Submerged City of Samabaj
Submerged City of Samabaj, the village is considered a part of Lake Atitlan History. There are debates about where the first village appeared on Lake Atitlan.

Chuitinamit may be considered the first village situated on the southwestern shore of Lake Atitlán, specifically northwest of the town of Santiago Atitlán. Its strategic location offered the Tz’utujil Maya control over a key access point to the lake and surrounding areas. This location provided various advantages to the Chuitinamit residents:

  • Access to the lake: The proximity to the lake facilitated fishing, transportation, and trade.
  • Defensive position: The elevated location provided a natural defense against potential threats.
  • Fertile land: The surrounding area offered fertile land suitable for agriculture, sustaining the community’s needs.

Understanding Chuitinamit’s location provides further context for its historical development and significance within the broader landscape of Lake Atitlán.

Submerged City of Samabaj

While the Post-Classic Period (900-1524 AD) was indeed a time of flourishing Maya civilizations, attributing the absolute “first village” title to Santiago Atitlán during this period lacks definitive evidence.

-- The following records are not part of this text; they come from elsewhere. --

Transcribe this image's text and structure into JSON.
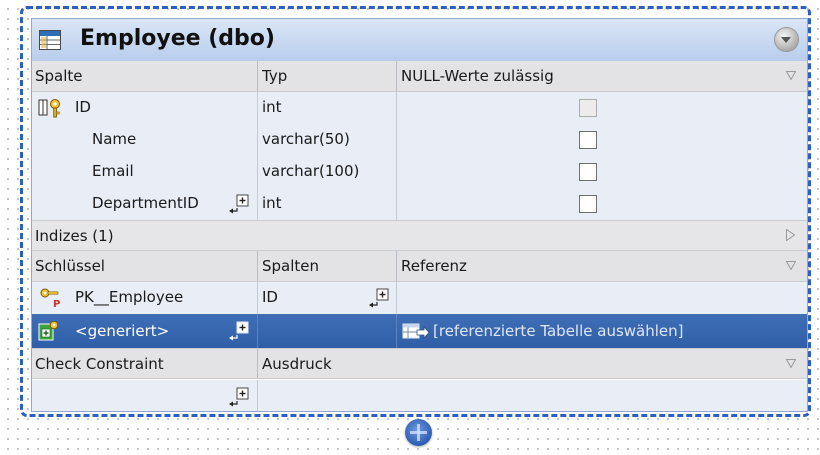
{
  "window": {
    "title": "Employee (dbo)",
    "icons": {
      "table": "table-icon",
      "collapse": "collapse-circle-icon",
      "add": "add-circle-icon"
    }
  },
  "columns_section": {
    "headers": {
      "column": "Spalte",
      "type": "Typ",
      "nullable": "NULL-Werte zulässig"
    },
    "rows": [
      {
        "name": "ID",
        "type": "int",
        "nullable": false,
        "key_icon": "primary-key-icon"
      },
      {
        "name": "Name",
        "type": "varchar(50)",
        "nullable": false
      },
      {
        "name": "Email",
        "type": "varchar(100)",
        "nullable": false
      },
      {
        "name": "DepartmentID",
        "type": "int",
        "nullable": false,
        "expand_icon": "expand-plus-icon"
      }
    ]
  },
  "indexes_section": {
    "title": "Indizes (1)",
    "headers": {
      "key": "Schlüssel",
      "columns": "Spalten",
      "reference": "Referenz"
    },
    "rows": [
      {
        "key": "PK__Employee",
        "columns": "ID",
        "reference": "",
        "icon": "primary-key-icon"
      },
      {
        "key": "<generiert>",
        "columns": "",
        "reference": "[referenzierte Tabelle auswählen]",
        "icon": "generated-key-icon",
        "selected": true
      }
    ]
  },
  "check_section": {
    "headers": {
      "constraint": "Check Constraint",
      "expression": "Ausdruck"
    }
  },
  "colors": {
    "frame_border": "#2d5fbf",
    "title_bar": "#c6d6f0",
    "selection": "#3567b0",
    "row_background": "#e9eef6"
  }
}
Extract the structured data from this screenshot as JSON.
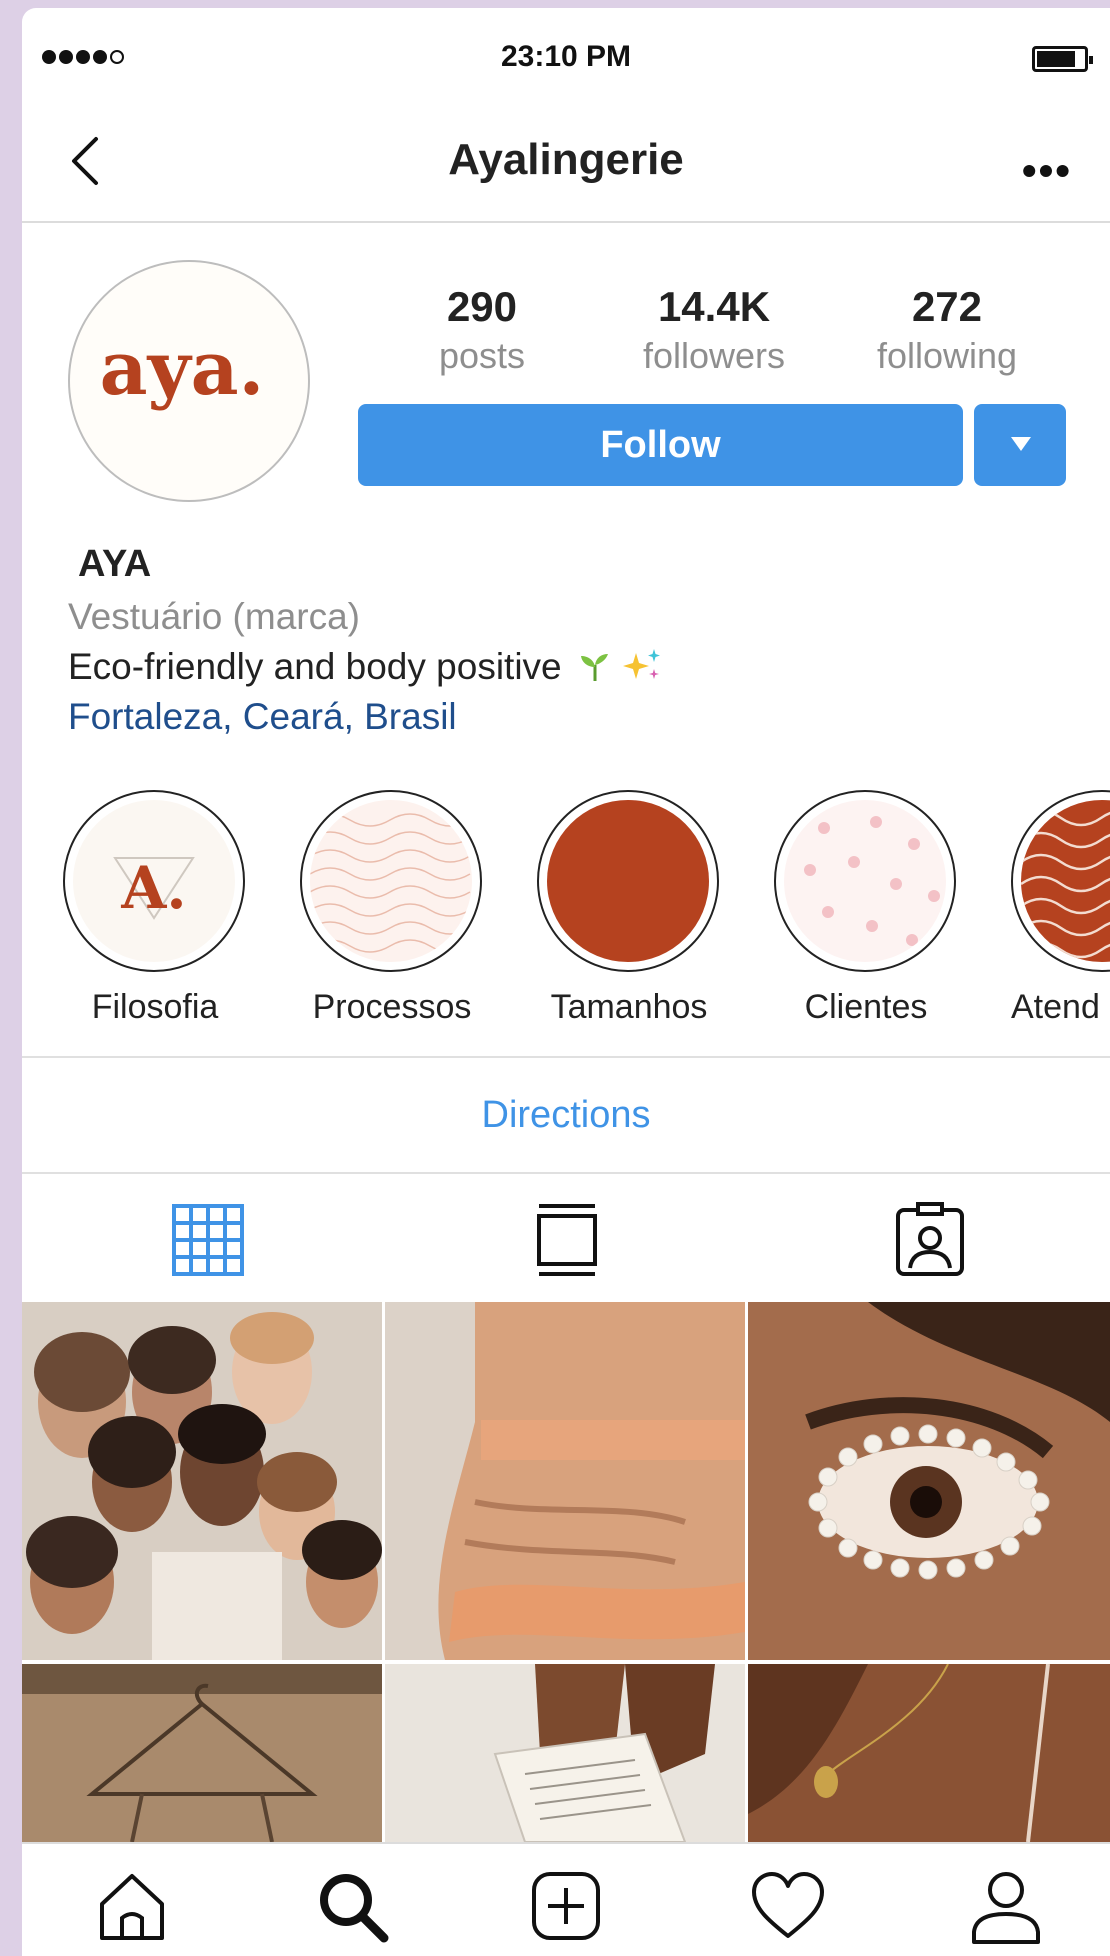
{
  "status_bar": {
    "time": "23:10 PM",
    "signal_icon": "signal-dots-icon",
    "battery_icon": "battery-icon"
  },
  "header": {
    "title": "Ayalingerie",
    "back_icon": "chevron-left-icon",
    "more_icon": "more-horizontal-icon",
    "more_label": "•••"
  },
  "profile": {
    "avatar_text": "aya.",
    "posts_count": "290",
    "posts_label": "posts",
    "followers_count": "14.4K",
    "followers_label": "followers",
    "following_count": "272",
    "following_label": "following",
    "follow_label": "Follow",
    "dropdown_icon": "caret-down-icon",
    "name": "AYA",
    "category": "Vestuário (marca)",
    "bio": "Eco-friendly and body positive",
    "bio_icons": [
      "seedling-icon",
      "sparkles-icon"
    ],
    "location": "Fortaleza, Ceará, Brasil"
  },
  "highlights": [
    {
      "label": "Filosofia",
      "mark": "A."
    },
    {
      "label": "Processos"
    },
    {
      "label": "Tamanhos"
    },
    {
      "label": "Clientes"
    },
    {
      "label": "Atend"
    }
  ],
  "directions_label": "Directions",
  "tabs": [
    "grid-icon",
    "feed-icon",
    "tagged-icon"
  ],
  "bottom_nav": [
    "home-icon",
    "search-icon",
    "add-post-icon",
    "heart-icon",
    "profile-icon"
  ],
  "colors": {
    "accent_blue": "#3f93e6",
    "brand_rust": "#b5421f",
    "location_blue": "#1f4e8c",
    "muted_gray": "#8e8e8e",
    "background_lilac": "#ddd0e6"
  }
}
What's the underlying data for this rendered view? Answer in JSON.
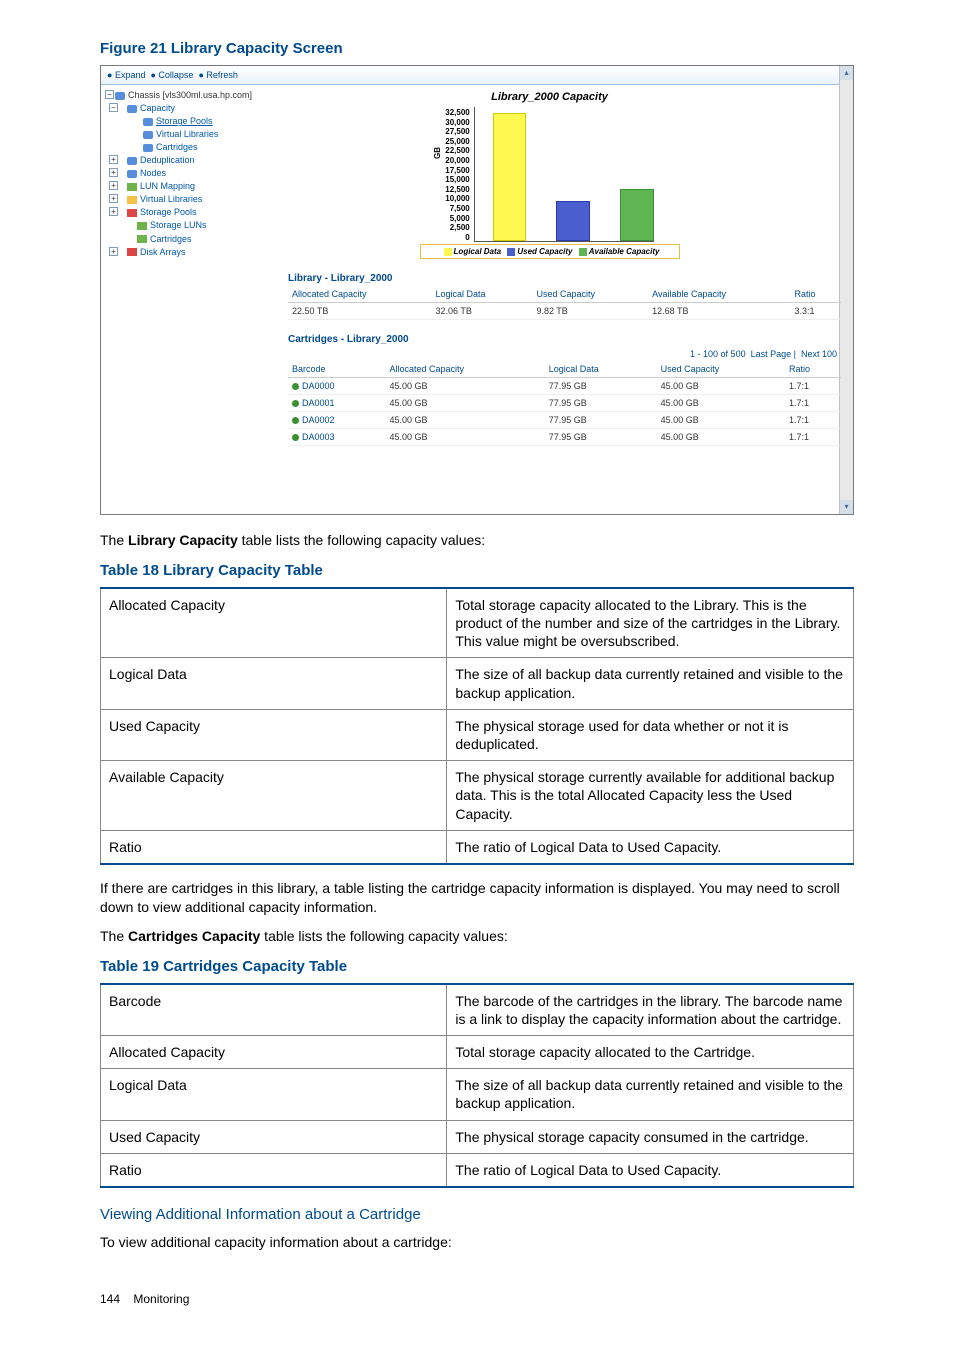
{
  "figure": {
    "caption": "Figure 21 Library Capacity Screen"
  },
  "screenshot": {
    "toolbar": {
      "expand": "Expand",
      "collapse": "Collapse",
      "refresh": "Refresh"
    },
    "tree": {
      "root": "Chassis [vls300ml.usa.hp.com]",
      "capacity": "Capacity",
      "storage_pools": "Storage Pools",
      "virtual_libraries_top": "Virtual Libraries",
      "cartridges_top": "Cartridges",
      "deduplication": "Deduplication",
      "nodes": "Nodes",
      "lun_mapping": "LUN Mapping",
      "virtual_libraries": "Virtual Libraries",
      "storage_pools2": "Storage Pools",
      "storage_luns": "Storage LUNs",
      "cartridges": "Cartridges",
      "disk_arrays": "Disk Arrays"
    },
    "chart": {
      "title": "Library_2000 Capacity",
      "gb_label": "GB",
      "ticks": [
        "32,500",
        "30,000",
        "27,500",
        "25,000",
        "22,500",
        "20,000",
        "17,500",
        "15,000",
        "12,500",
        "10,000",
        "7,500",
        "5,000",
        "2,500",
        "0"
      ],
      "legend": {
        "logical": "Logical Data",
        "used": "Used Capacity",
        "available": "Available Capacity"
      }
    },
    "library_section": {
      "header": "Library - Library_2000",
      "columns": {
        "allocated": "Allocated Capacity",
        "logical": "Logical Data",
        "used": "Used Capacity",
        "available": "Available Capacity",
        "ratio": "Ratio"
      },
      "row": {
        "allocated": "22.50 TB",
        "logical": "32.06 TB",
        "used": "9.82 TB",
        "available": "12.68 TB",
        "ratio": "3.3:1"
      }
    },
    "cartridges_section": {
      "header": "Cartridges - Library_2000",
      "pager": {
        "range": "1 - 100 of 500",
        "last": "Last Page",
        "next": "Next 100"
      },
      "columns": {
        "barcode": "Barcode",
        "allocated": "Allocated Capacity",
        "logical": "Logical Data",
        "used": "Used Capacity",
        "ratio": "Ratio"
      },
      "rows": [
        {
          "barcode": "DA0000",
          "allocated": "45.00 GB",
          "logical": "77.95 GB",
          "used": "45.00 GB",
          "ratio": "1.7:1"
        },
        {
          "barcode": "DA0001",
          "allocated": "45.00 GB",
          "logical": "77.95 GB",
          "used": "45.00 GB",
          "ratio": "1.7:1"
        },
        {
          "barcode": "DA0002",
          "allocated": "45.00 GB",
          "logical": "77.95 GB",
          "used": "45.00 GB",
          "ratio": "1.7:1"
        },
        {
          "barcode": "DA0003",
          "allocated": "45.00 GB",
          "logical": "77.95 GB",
          "used": "45.00 GB",
          "ratio": "1.7:1"
        }
      ]
    }
  },
  "intro_library": {
    "pre": "The ",
    "strong": "Library Capacity",
    "post": " table lists the following capacity values:"
  },
  "table18": {
    "caption": "Table 18 Library Capacity Table",
    "rows": [
      {
        "term": "Allocated Capacity",
        "desc": "Total storage capacity allocated to the Library. This is the product of the number and size of the cartridges in the Library. This value might be oversubscribed."
      },
      {
        "term": "Logical Data",
        "desc": "The size of all backup data currently retained and visible to the backup application."
      },
      {
        "term": "Used Capacity",
        "desc": "The physical storage used for data whether or not it is deduplicated."
      },
      {
        "term": "Available Capacity",
        "desc": "The physical storage currently available for additional backup data. This is the total Allocated Capacity less the Used Capacity."
      },
      {
        "term": "Ratio",
        "desc": "The ratio of Logical Data to Used Capacity."
      }
    ]
  },
  "mid_paragraph": "If there are cartridges in this library, a table listing the cartridge capacity information is displayed. You may need to scroll down to view additional capacity information.",
  "intro_cartridges": {
    "pre": "The ",
    "strong": "Cartridges Capacity",
    "post": " table lists the following capacity values:"
  },
  "table19": {
    "caption": "Table 19 Cartridges Capacity Table",
    "rows": [
      {
        "term": "Barcode",
        "desc": "The barcode of the cartridges in the library. The barcode name is a link to display the capacity information about the cartridge."
      },
      {
        "term": "Allocated Capacity",
        "desc": "Total storage capacity allocated to the Cartridge."
      },
      {
        "term": "Logical Data",
        "desc": "The size of all backup data currently retained and visible to the backup application."
      },
      {
        "term": "Used Capacity",
        "desc": "The physical storage capacity consumed in the cartridge."
      },
      {
        "term": "Ratio",
        "desc": "The ratio of Logical Data to Used Capacity."
      }
    ]
  },
  "sub_heading": "Viewing Additional Information about a Cartridge",
  "sub_text": "To view additional capacity information about a cartridge:",
  "footer": {
    "page": "144",
    "section": "Monitoring"
  },
  "chart_data": {
    "type": "bar",
    "title": "Library_2000 Capacity",
    "ylabel": "GB",
    "ylim": [
      0,
      32500
    ],
    "categories": [
      "Logical Data",
      "Used Capacity",
      "Available Capacity"
    ],
    "values": [
      32060,
      9820,
      12680
    ]
  }
}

Here’s a breakdown of the known facts:

  • Post-Classic Maya Flourishing: The Post-Classic Period witnessed significant advancements in Maya society, including developments in architecture, trade, and writing systems. This era saw the rise of powerful Maya kingdoms like the K’iche’ and the Kaqchikel.
  • Lake Atitlán Settlements: Archaeological evidence suggests widespread habitation around Lake Atitlán during the Post-Classic Period, with several settlements like Santiago Atitlán potentially experiencing growth in population and complexity.
  • Uncertainties about the “First Village”: Pinpointing the absolute “first village” established around the lake remains a challenge due to the limitations of available information and ongoing research. While some believe settlements on the eastern shore might predate others, definitive conclusions are difficult to draw.

It’s crucial to acknowledge the uncertainties surrounding the “first village” title while recognizing the valuable insights from historical and archaeological studies. The growth of settlements around Lake Atitlán during the Post-Classic Period is a well-established fact, contributing to our understanding of the Maya civilization’s legacy in the region.

Submerged City of Samabaj

The Submerged City of Samabaj is a fascinating archaeological discovery located on the eastern shore of Lake Atitlán in Guatemala.

Dating back to the Preclassic period (around 400 BC to 250 AD), this ancient Maya city offers a glimpse into a sophisticated civilization that predates the founding of Santiago Atitlán. The submerged ruins showcase impressive architecture, including temples, plazas, and stelae, hinting at a well-developed settlement that thrived centuries ago.

The discovery of Samabaj is relatively recent, with a local diver named Roberto Samayoa first encountering the underwater structures in 1996. Initially met with skepticism from archaeologists, who believed it to be scattered pieces of pottery, Samayoa’s persistence and later photographic evidence eventually convinced researchers of the site’s significance.

Samabaj’s unique underwater location has preserved the city in an almost untouched state, offering researchers a valuable opportunity to study Mayan life and culture without the disturbances of looting or urbanization. This makes it a highly significant archaeological site, holding the potential to unveil new information about the Maya civilization.